Should I let the new band material (not wood) soak in oil before I install it on the bands?
I did that with some new kevlar band linings back in 1997. Left 'em in a jar, and sold them at discount at a swapmeet, because I had been educated about wood bands in the meantime. Been using wood ever since.
Short answer, no. Rivet them on to the band first then toss them in a garbage bag with a couple quarts of oil. As long as you changing bands change the oil and use the two quarts in the bag as there is nothing wrong with it.
Soaking before riveting is a huge mess.
There are those who do an overnight 'soak' before undertaking a band change...
And there are those who simply install them 'dry' and then pour the oil over the spring area before adding the cover door...
And there are those who simply put them in dry, button up and add oil...and go...
By the time this thread is fully answered, you'll probably find 1/3 of each
I look at it this way...soaking can not hurt...a dry install 'might' do something. The cost either way is '0' difference so I belong to the 'soak' club on everything whether cloth, or 'yellows', or wood. My own personal opinion is I'm not sure what if anything it does for 'yellows' but I do it anyway. There is nothing to lose and everything to gain no matter what actual band material.

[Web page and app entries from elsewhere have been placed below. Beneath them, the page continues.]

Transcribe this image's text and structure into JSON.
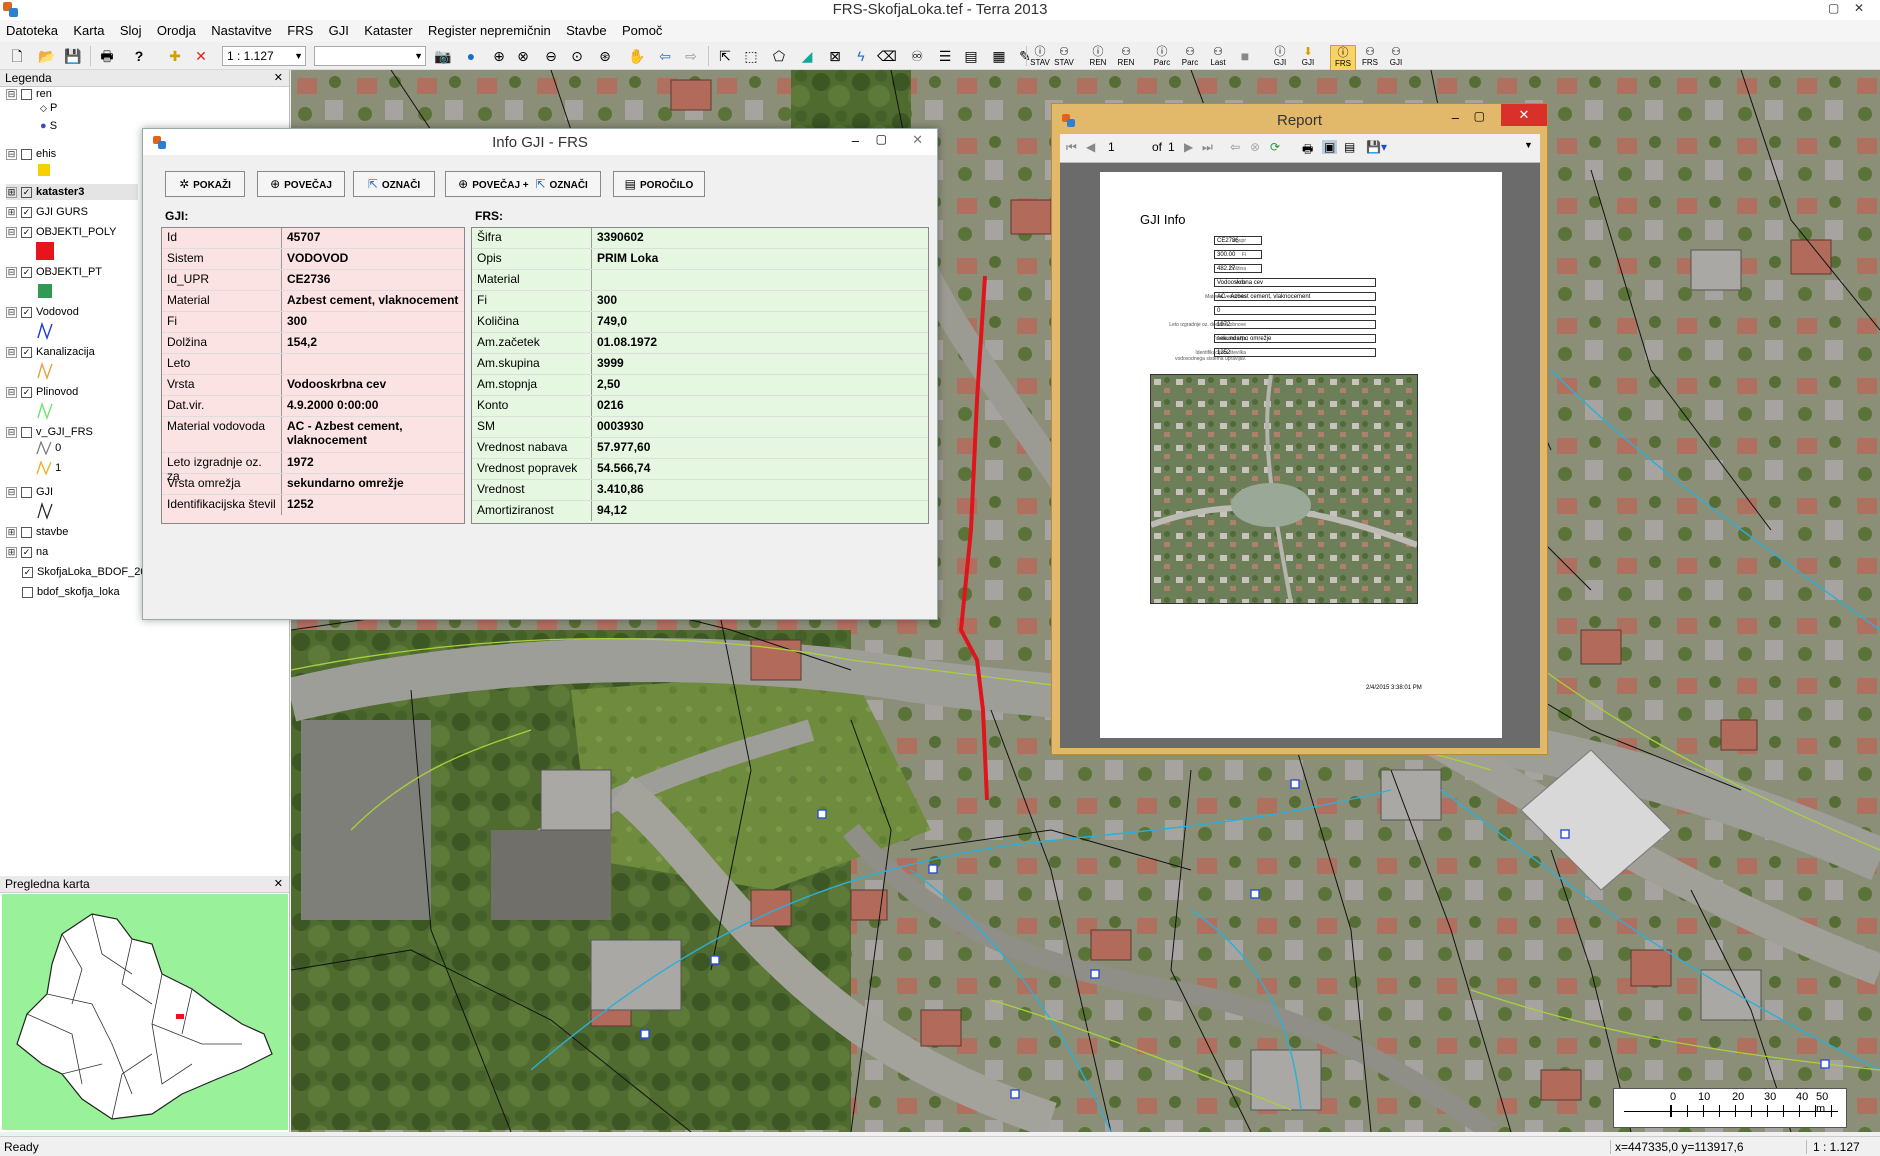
{
  "window": {
    "title": "FRS-SkofjaLoka.tef - Terra 2013"
  },
  "menu": [
    "Datoteka",
    "Karta",
    "Sloj",
    "Orodja",
    "Nastavitve",
    "FRS",
    "GJI",
    "Kataster",
    "Register nepremičnin",
    "Stavbe",
    "Pomoč"
  ],
  "toolbar": {
    "scale": "1 : 1.127",
    "layer_select": "",
    "labels": [
      "STAV",
      "STAV",
      "REN",
      "REN",
      "Parc",
      "Parc",
      "Last",
      "GJI",
      "GJI",
      "FRS",
      "FRS",
      "GJI"
    ]
  },
  "legend": {
    "title": "Legenda",
    "items": [
      {
        "label": "ren",
        "expand": "⊟",
        "checked": false
      },
      {
        "label": "P"
      },
      {
        "label": "S"
      },
      {
        "label": "ehis",
        "expand": "⊟",
        "checked": false
      },
      {
        "label": "kataster3",
        "expand": "⊞",
        "checked": true
      },
      {
        "label": "GJI GURS",
        "expand": "⊞",
        "checked": true
      },
      {
        "label": "OBJEKTI_POLY",
        "expand": "⊟",
        "checked": true
      },
      {
        "label": "OBJEKTI_PT",
        "expand": "⊟",
        "checked": true
      },
      {
        "label": "Vodovod",
        "expand": "⊟",
        "checked": true
      },
      {
        "label": "Kanalizacija",
        "expand": "⊟",
        "checked": true
      },
      {
        "label": "Plinovod",
        "expand": "⊟",
        "checked": true
      },
      {
        "label": "v_GJI_FRS",
        "expand": "⊟",
        "checked": false
      },
      {
        "label": "0"
      },
      {
        "label": "1"
      },
      {
        "label": "GJI",
        "expand": "⊟",
        "checked": false
      },
      {
        "label": "stavbe",
        "expand": "⊞",
        "checked": false
      },
      {
        "label": "na",
        "expand": "⊞",
        "checked": true
      },
      {
        "label": "SkofjaLoka_BDOF_20",
        "checked": true
      },
      {
        "label": "bdof_skofja_loka",
        "checked": false
      }
    ]
  },
  "overview": {
    "title": "Pregledna karta"
  },
  "info_dialog": {
    "title": "Info GJI - FRS",
    "buttons": [
      "POKAŽI",
      "POVEČAJ",
      "OZNAČI",
      "POVEČAJ +",
      "OZNAČI",
      "POROČILO"
    ],
    "gji_label": "GJI:",
    "frs_label": "FRS:",
    "gji": [
      {
        "k": "Id",
        "v": "45707"
      },
      {
        "k": "Sistem",
        "v": "VODOVOD"
      },
      {
        "k": "Id_UPR",
        "v": "CE2736"
      },
      {
        "k": "Material",
        "v": "Azbest cement, vlaknocement"
      },
      {
        "k": "Fi",
        "v": "300"
      },
      {
        "k": "Dolžina",
        "v": "154,2"
      },
      {
        "k": "Leto",
        "v": ""
      },
      {
        "k": "Vrsta",
        "v": "Vodooskrbna cev"
      },
      {
        "k": "Dat.vir.",
        "v": "4.9.2000 0:00:00"
      },
      {
        "k": "Material vodovoda",
        "v": "AC - Azbest cement, vlaknocement"
      },
      {
        "k": "Leto izgradnje oz. za",
        "v": "1972"
      },
      {
        "k": "Vrsta omrežja",
        "v": "sekundarno omrežje"
      },
      {
        "k": "Identifikacijska števil",
        "v": "1252"
      }
    ],
    "frs": [
      {
        "k": "Šifra",
        "v": "3390602"
      },
      {
        "k": "Opis",
        "v": "PRIM Loka"
      },
      {
        "k": "Material",
        "v": ""
      },
      {
        "k": "Fi",
        "v": "300"
      },
      {
        "k": "Količina",
        "v": "749,0"
      },
      {
        "k": "Am.začetek",
        "v": "01.08.1972"
      },
      {
        "k": "Am.skupina",
        "v": "3999"
      },
      {
        "k": "Am.stopnja",
        "v": "2,50"
      },
      {
        "k": "Konto",
        "v": "0216"
      },
      {
        "k": "SM",
        "v": "0003930"
      },
      {
        "k": "Vrednost nabava",
        "v": "57.977,60"
      },
      {
        "k": "Vrednost popravek",
        "v": "54.566,74"
      },
      {
        "k": "Vrednost",
        "v": "3.410,86"
      },
      {
        "k": "Amortiziranost",
        "v": "94,12"
      }
    ]
  },
  "report": {
    "title": "Report",
    "page": "1",
    "of": "of",
    "total": "1",
    "heading": "GJI Info",
    "fields": [
      {
        "k": "Id_upr",
        "v": "CE2736"
      },
      {
        "k": "Fi",
        "v": "300.00"
      },
      {
        "k": "Dolžina",
        "v": "482.27"
      },
      {
        "k": "Vrsta",
        "v": "Vodooskrbna cev"
      },
      {
        "k": "Material vodovoda",
        "v": "AC - Azbest cement, vlaknocement"
      },
      {
        "k": "",
        "v": "0"
      },
      {
        "k": "Leto izgradnje oz. dodatna obnove",
        "v": "1972"
      },
      {
        "k": "Vrsta omrežja",
        "v": "sekundarno omrežje"
      },
      {
        "k": "Identifikacijska številka vodovodnega sistema upravljav.",
        "v": "1252"
      }
    ],
    "timestamp": "2/4/2015 3:38:01 PM"
  },
  "scalebar": {
    "ticks": [
      "0",
      "10",
      "20",
      "30",
      "40",
      "50 m"
    ]
  },
  "status": {
    "text": "Ready",
    "coords": "x=447335,0 y=113917,6",
    "scale": "1 : 1.127"
  },
  "colors": {
    "pipe_selected": "#e0141c",
    "water_pipe": "#2ab0d8",
    "gas_pipe": "#a8d23a",
    "dialog_red": "#fbe3e3",
    "dialog_green": "#e5f6e1"
  }
}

Ooop, didn't read original post right...sorry.
Gary posted while I was typing. do as Gary says.
Install the lining to the band before soaking. I installed kevlar. I soaked them for about a week or so while I worked on other T parts. It was a little messy during the installation but I knew that my bands had oil and I would not be grinding a dry band on a drum when I started.
Ok...I allmost bought Wood,but wanted to try these first to laern. I will rivet the soak.
Most important is that the bands are *round* when you're done and that they are *round* when you're done installing them...that means taking off the hog's head to do the job.
As for soaking, I've done 'em wet and done 'em dry. I prefer to add oil over the bands when done...start the car and run for a minute and let sit for a bit. Follow that with a few gentle starts and stops, adjust, and be done with it. I've yet to have damage on any car I've installed bands on, wet or dry, and have never had to do a set of Kevlar twice.
I have seen broken drums and repaired transmissions...with cotton or Kevlar, so just don't run ANY band too tight. Particularly Kevlar.
FWIW, 1. Kevlar doesn't soak up anything, it only holds oil through capillary action between the fibers. 2. Because of that I'd never add the oil to the oil filler (I add over the bands)...you would indeed be running the kevlar dry for a very short period and I wouldn't be keen on that.
Put me down for installing them dry and pouring oil over them when installed.
I put the linings (Kevlar, always) onto the bands dry, then soak them in oil for a while (sometimes overnight, if I'm not in a hurry) before putting them into the tranny. It seems to me that pouring oil over dry bands won't get much oil to where it's needed, which is between the band lining and the drum.
If not in a hurry, I soak mine in automatic transmission oil. Don't matter which type, Ford type is good.